Dear Senior Pastor,
Just wanted to take a moment to remind you of a few things. Most of them you probably already know. A few you might’ve forgotten. One might be a complete surprise.
First, if you want your church to be a church of groups, if you want your church to a be a church where nobody stands alone, if you want to be a church with more adults in groups than you have on the weekend…you have to be the small group champion.
You have to be the small group champion. You can’t delegate that role. You can’t farm it out to the small group pastor or director. You can’t give that role to an elder or deacon who is really passionate about groups.
If you want to be a church with a pervasive small group ministry…you’re going to have to be the small group champion. And there are two ways that you’ll need to step to the front:
- To begin with, you’ll need to champion community on your staff and among your key leadership. You’ll need to model the idea that ministry is about doing life together. Whether you do this naturally or not, you’ll need to learn to embed the idea of together in everything your staff and key leadership does.
- You’ll also need to begin to be the recognizable champion of grouplife in the congregation. Doesn’t mean you can’t have announcements or bulletin blurbs that support what you talk about. But it does mean that you can’t preach your sermon and then call up the small group pastor to “tell us what’s going to be happening with 40 Days of Purpose.” Instead, you’ll need to begin to work stories about your own group and testimonies from group members and group leaders about the power of grouplife into the message itself.
By the way, I believe that one of the main reasons that Saddleback has connected over 130% of their weekend adult attendance in groups is that Rick Warren is the small group champion.
Second, if you want to reach into the crowd (and even into the community) you’re going to need to cast vision of life in community beyond the core and congregation. That means that it can’t be an annual sermon on the importance of grouplife. To actually reach the crowd (and even into the community) with this message, you’ll have to be talking about it 52 weeks a year. Why? Because while the core and even the congregation (to use Saddleback’s concentric circle idea) may attend 3 or even 4 times a month…the folks in the crowd are only attending once a month or once a quarter. They may only be showing up for Easter and Christmas! If you want to reach into the crowd, you’re going to have to talk about grouplife relentlessly (I believe this is the number one reason that Saddleback has connected over 130% of their weekend adult attendance in community).

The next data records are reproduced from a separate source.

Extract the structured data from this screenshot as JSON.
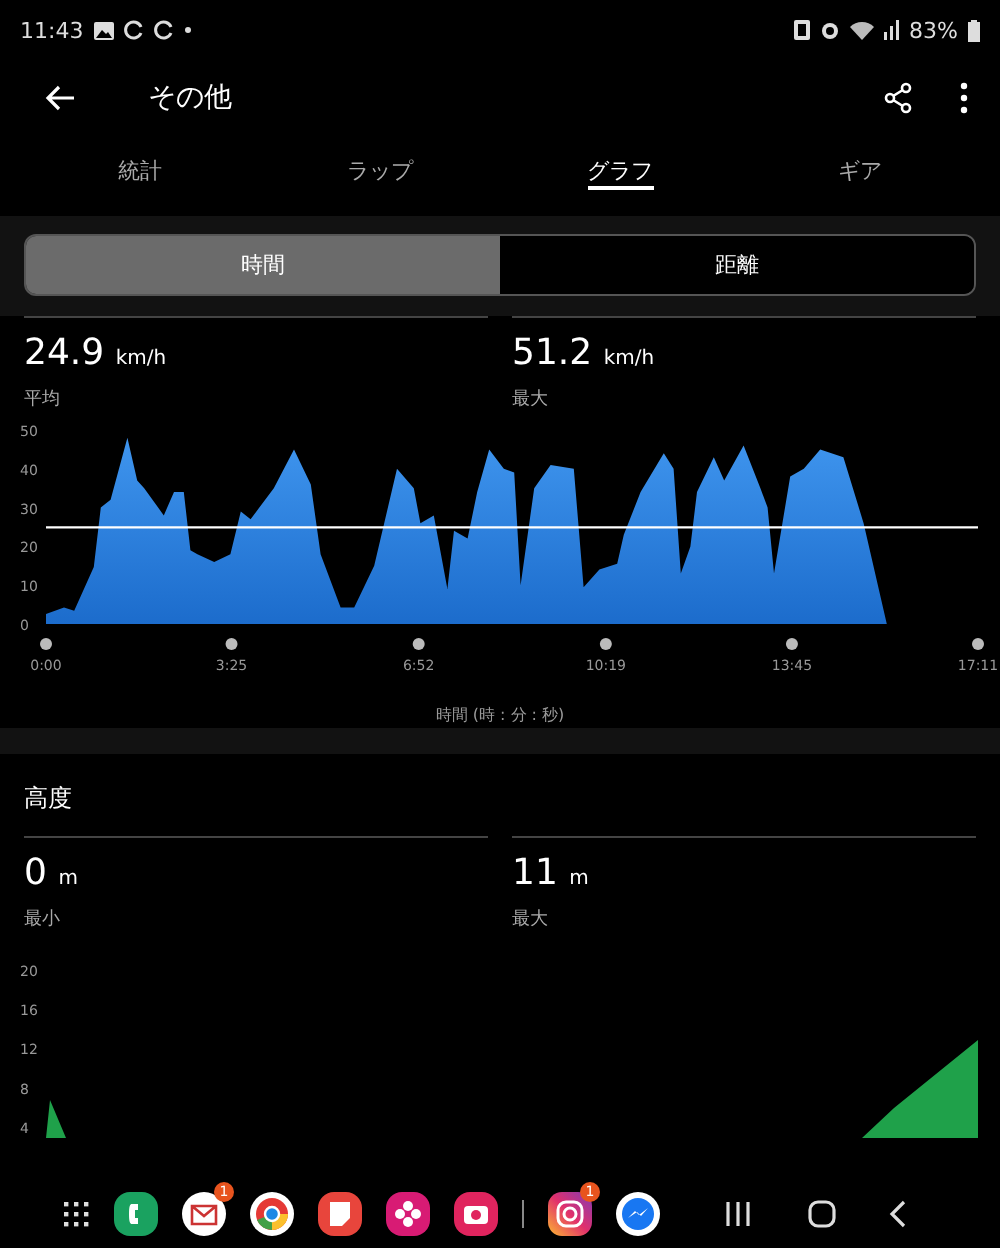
{
  "status_bar": {
    "time": "11:43",
    "battery": "83%"
  },
  "header": {
    "title": "その他"
  },
  "tabs": [
    {
      "label": "統計",
      "selected": false
    },
    {
      "label": "ラップ",
      "selected": false
    },
    {
      "label": "グラフ",
      "selected": true
    },
    {
      "label": "ギア",
      "selected": false
    }
  ],
  "segments": [
    {
      "label": "時間",
      "selected": true
    },
    {
      "label": "距離",
      "selected": false
    }
  ],
  "speed": {
    "stats": [
      {
        "value": "24.9",
        "unit": "km/h",
        "label": "平均"
      },
      {
        "value": "51.2",
        "unit": "km/h",
        "label": "最大"
      }
    ],
    "chart_data": {
      "type": "area",
      "xlabel": "時間 (時 : 分 : 秒)",
      "xlim": [
        0,
        17.18
      ],
      "ylim": [
        0,
        50
      ],
      "x": [
        0,
        0.33,
        0.52,
        0.88,
        1.01,
        1.19,
        1.5,
        1.68,
        1.81,
        2.17,
        2.36,
        2.54,
        2.66,
        2.79,
        3.1,
        3.4,
        3.59,
        3.77,
        4.2,
        4.57,
        4.88,
        5.06,
        5.43,
        5.68,
        6.05,
        6.47,
        6.78,
        6.9,
        7.15,
        7.4,
        7.52,
        7.77,
        7.95,
        8.17,
        8.44,
        8.63,
        8.75,
        9.0,
        9.3,
        9.73,
        9.91,
        10.2,
        10.53,
        10.65,
        10.96,
        11.39,
        11.57,
        11.7,
        11.88,
        12.0,
        12.31,
        12.5,
        12.86,
        13.17,
        13.3,
        13.42,
        13.72,
        13.97,
        14.27,
        14.7,
        15.07,
        15.5
      ],
      "series": [
        {
          "color": "#3f95ee",
          "values": [
            2.6,
            4.3,
            3.4,
            14.7,
            30,
            32,
            48,
            37,
            35,
            28,
            34,
            34,
            19,
            18,
            16,
            18,
            29,
            27,
            35,
            45,
            36,
            18,
            4.3,
            4.3,
            15,
            40,
            35,
            26,
            28,
            9,
            24,
            22,
            34,
            45,
            40,
            39,
            10,
            35,
            41,
            40,
            9.5,
            14,
            15.5,
            23,
            34,
            44,
            40,
            13,
            20,
            34,
            43,
            37,
            46,
            35,
            30,
            13,
            38,
            40,
            45,
            43,
            26,
            0
          ]
        }
      ],
      "xticks": [
        {
          "value": 0,
          "label": "0:00"
        },
        {
          "value": 3.42,
          "label": "3:25"
        },
        {
          "value": 6.87,
          "label": "6:52"
        },
        {
          "value": 10.32,
          "label": "10:19"
        },
        {
          "value": 13.75,
          "label": "13:45"
        },
        {
          "value": 17.18,
          "label": "17:11"
        }
      ],
      "yticks": [
        0,
        10,
        20,
        30,
        40,
        50
      ],
      "ref_lines": [
        {
          "axis": "y",
          "value": 24.9
        }
      ]
    }
  },
  "altitude": {
    "title": "高度",
    "stats": [
      {
        "value": "0",
        "unit": "m",
        "label": "最小"
      },
      {
        "value": "11",
        "unit": "m",
        "label": "最大"
      }
    ],
    "y_axis_labels": [
      "20",
      "16",
      "12",
      "8",
      "4"
    ]
  },
  "taskbar": {
    "apps": [
      {
        "kind": "phone"
      },
      {
        "kind": "mail",
        "badge": "1"
      },
      {
        "kind": "browser"
      },
      {
        "kind": "notes"
      },
      {
        "kind": "flower"
      },
      {
        "kind": "camera"
      },
      {
        "kind": "divider"
      },
      {
        "kind": "instagram",
        "badge": "1"
      },
      {
        "kind": "messenger"
      }
    ]
  }
}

Not only are you going to have to talk about grouplife more frequently, you’re going to have to learn to recognize and select topics that will appeal to spiritual newbies. You’ll need to learn to choose from the easy end of what I call the Easy/Hard continuum. When you choose a topic for your next church-wide campaign, it will make much more sense to choose Live Like You Were Dying or One Month to Live (or for that matter, to redo 40 Days of Purpose) in order to include the folks in the crowd.
Third, you’re going to need to coordinate themes and topics that emphasize groups throughout the year. For the reasons I’ve already mentioned…you can’t take a one shot annual approach and hope to get it done. Instead, you’ll need to think about how grouplife applies to almost everything and work it into the messages you do all year long.

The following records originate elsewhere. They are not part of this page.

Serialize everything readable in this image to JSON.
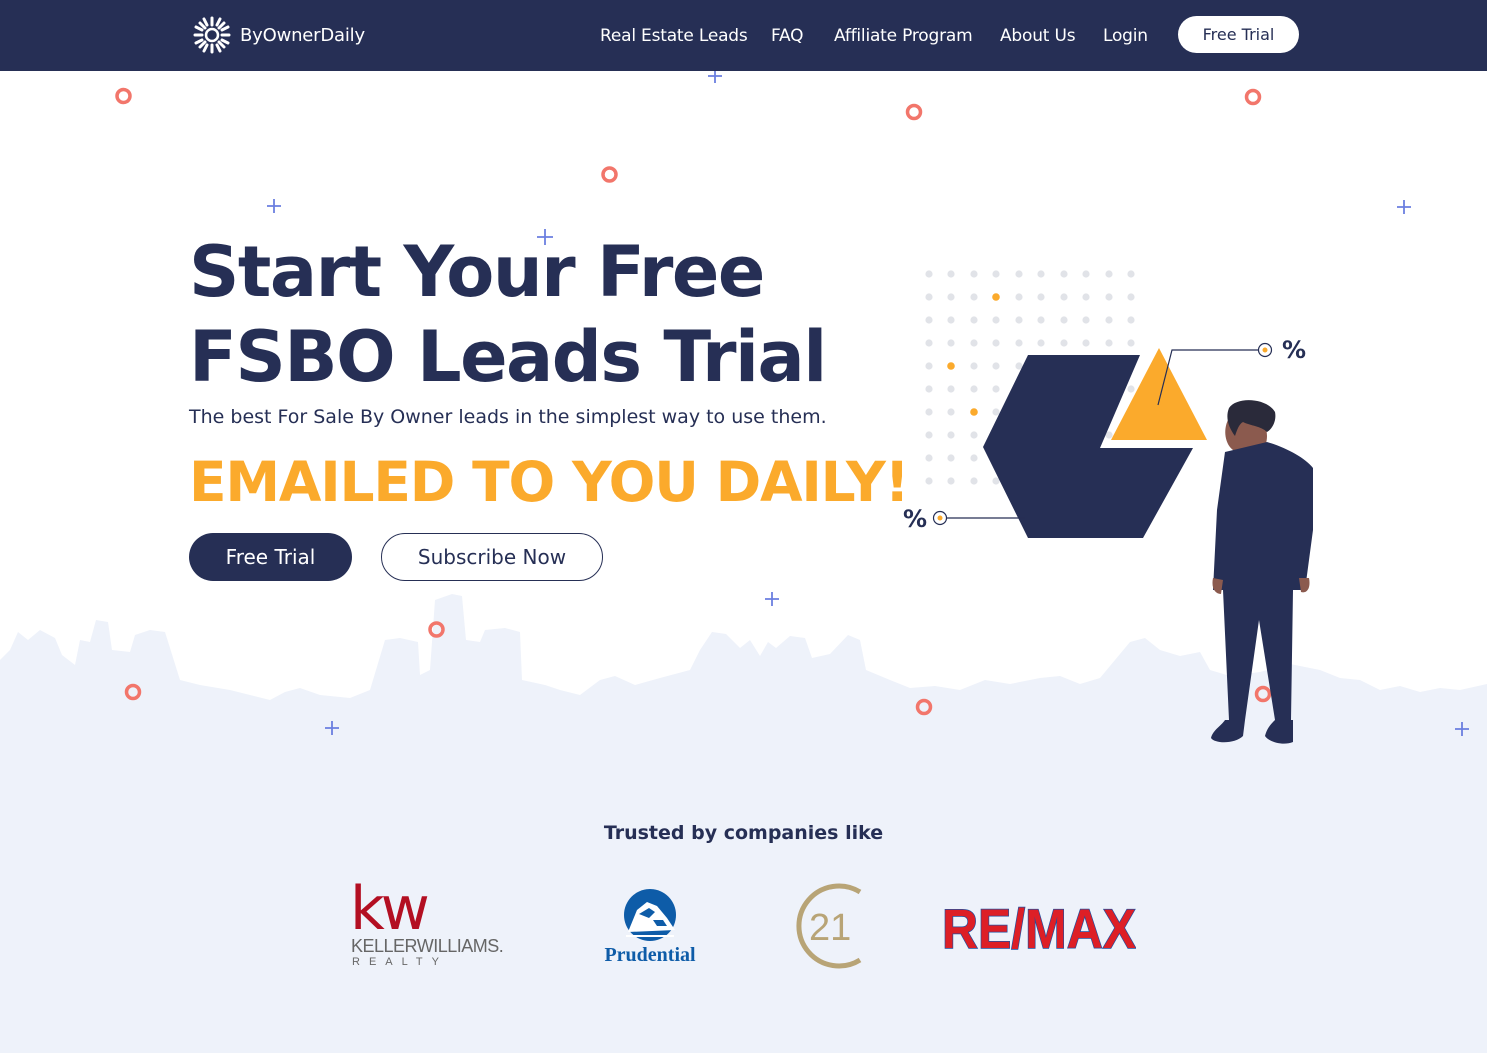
{
  "brand": {
    "name": "ByOwnerDaily",
    "logo_icon": "sunburst-icon"
  },
  "nav": {
    "items": [
      {
        "label": "Real Estate Leads"
      },
      {
        "label": "FAQ"
      },
      {
        "label": "Affiliate Program"
      },
      {
        "label": "About Us"
      },
      {
        "label": "Login"
      }
    ],
    "cta_label": "Free Trial"
  },
  "hero": {
    "title_line1": "Start Your Free",
    "title_line2": "FSBO Leads Trial",
    "subtitle": "The best For Sale By Owner leads in the simplest way to use them.",
    "highlight": "EMAILED TO YOU DAILY!",
    "primary_button": "Free Trial",
    "secondary_button": "Subscribe Now",
    "illustration": {
      "percent_label_top": "%",
      "percent_label_bottom": "%"
    }
  },
  "trusted": {
    "heading": "Trusted by companies like",
    "logos": [
      {
        "name": "Keller Williams Realty",
        "mark": "kw",
        "wordmark": "KELLERWILLIAMS.",
        "tagline": "REALTY"
      },
      {
        "name": "Prudential",
        "wordmark": "Prudential"
      },
      {
        "name": "Century 21",
        "wordmark": "21"
      },
      {
        "name": "RE/MAX",
        "wordmark": "RE/MAX"
      }
    ]
  },
  "colors": {
    "navy": "#262f55",
    "accent_orange": "#fbaa2c",
    "ring_coral": "#f2766b",
    "plus_blue": "#6b7fe0",
    "light_bg": "#eef2fa"
  }
}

Finally, you’re going to need to be the big gun, issuing a clear call to action. When you take time in your message to ask for a response (and an easy way to respond is included in the service) the most effective outcome can be expected. If it appears to be an afterthought…it will have that kind of response. Ho hum, no big deal. If you want a big response, you’re going to need to give the ask priority.
Senior Pastors…we’re counting on you to lead the way and let God use you and your position to build grouplife!
You can read my four part series on The Role of the Senior Pastor right here.